‘My opinion is that sports, in general and regardless any profit perspective, they help growing up the individuals. If done for several years in a row, they define your character and this is important for all your life. I see it with my younger son, he enjoys to come to trainings and playing football and this is good even though it´s not a priority.’
However, we all need to eat and pay our bills, also the youth coaches do.
The ‘stipendium’ is the way the State and the community behind it rewards their commitment in growing great individuals and, why not, hopefully, great footballers who could give shine to the country in future.
According to the tax law, the scholarships are exempt from taxes.
It’s an essential provision as this is a financial support, not a profit earned.
Asking to pay taxes and other fees on monies the state gives for support, it would be like taking back a part of it.
So, why the Tax and Customs board, in the light of what we have just illustrated, are requiring the Martin Reim academy to pay back all the taxes and fees and the interests attached?
Why what was paid out to youth coaches and staff of the youth academy growing young men and footballers is considered as a ‘salary’?
The football movement (as many other sport areas) is living and supports itself with the ‘stipendium’ system. Also referees of football, who want to take on the job at a more serious level, are supported via the ‘stipendium’.
Is this to be considered a salary paid out via the Estonian FA?
Are not they helping the football level to improve?
If one foundation of this building will collapse, I am afraid the entire building will fall too. The risk is to plunge football in Estonia into a dark age.
The problem lies in the very strict interpretation of the law given by the T&C Board as confirmed a while ago by Andres Ottender, basketball representative for the Tartu University Sports Club: ‘the clubs read the law in one way, the Board in another’ said in January to Postimees.ee.
If the T&C Board interpretation will win the risk we have forecast is clear in Ottender’s words: ‘it would mean pure amateur sport. If this is what the State wishes, it is surprising’
We would not agree the less.
The result would totally go against the purpose of the law: bringing Estonian sports (football included with its almost 15,000 people practicing) to the next level.
A professional one, where Estonian sportsmen can compete at international level.
Does the Estonian state really want this? We doubt.

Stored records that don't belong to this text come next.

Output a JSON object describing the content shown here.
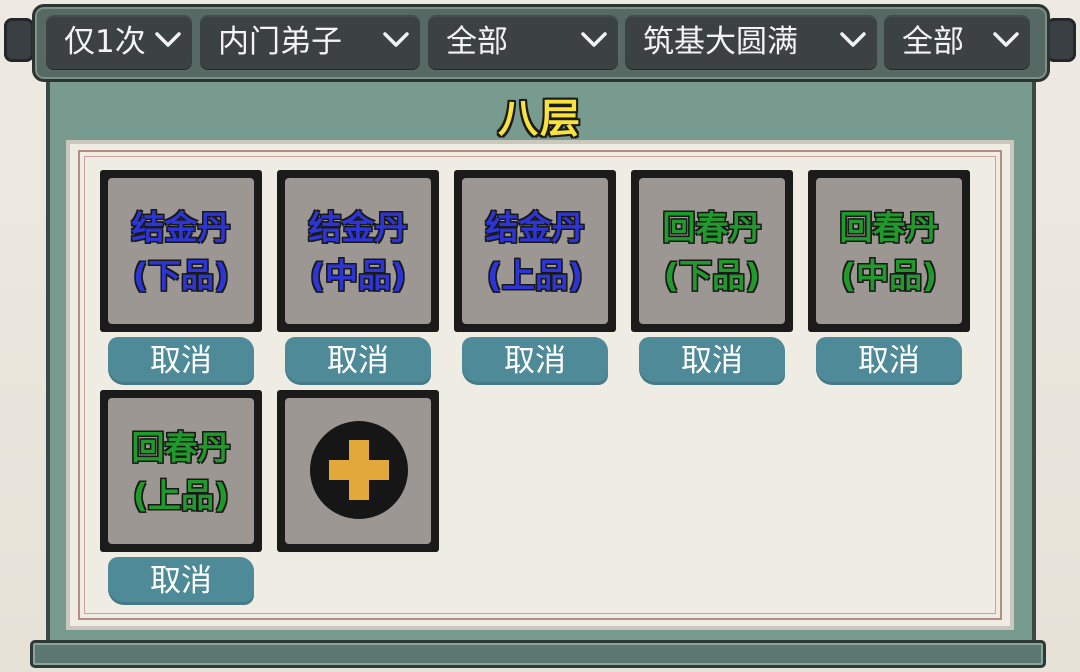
{
  "filters": [
    {
      "label": "仅1次"
    },
    {
      "label": "内门弟子"
    },
    {
      "label": "全部"
    },
    {
      "label": "筑基大圆满"
    },
    {
      "label": "全部"
    }
  ],
  "floor": {
    "title": "八层"
  },
  "slots": [
    {
      "name": "结金丹\n(下品)",
      "color": "blue",
      "action": "取消"
    },
    {
      "name": "结金丹\n(中品)",
      "color": "blue",
      "action": "取消"
    },
    {
      "name": "结金丹\n(上品)",
      "color": "blue",
      "action": "取消"
    },
    {
      "name": "回春丹\n(下品)",
      "color": "green",
      "action": "取消"
    },
    {
      "name": "回春丹\n(中品)",
      "color": "green",
      "action": "取消"
    },
    {
      "name": "回春丹\n(上品)",
      "color": "green",
      "action": "取消"
    }
  ],
  "add_slot": {
    "icon": "plus-icon"
  },
  "colors": {
    "blue_text": "#2d35d6",
    "green_text": "#219a2c",
    "title_yellow": "#f8e33c",
    "button_teal": "#4f8a98",
    "panel_green": "#789b90"
  }
}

It is time for the lawmaker to step in and give an original interpretation of a broad-meaning regulation.
It’s the lawmaker responsibility to help what the law is there for and its inner spirit:
- Helping the grassroots sport and not killing it.
- Supporting the people behind it and not showing a metaphorical ‘middle finger’ with myopic decisions.
- Overriding a strict interpretation given by stone-cold bureaucrats reading the law by the letter and not allowing the law to be used against our sport communities and its spirit.
The law is to be respected.
However, this World would have not changed if certain laws would had not been overruled, overthrown or, more simply and moderately, changed and adapted for the most favourable and reasonable interpretation.
We want the rule of law. But the rule of a certain law that would give sports a chance of survival in a country where money invested in football is little.
Do the right thing and hands off Martin Reim.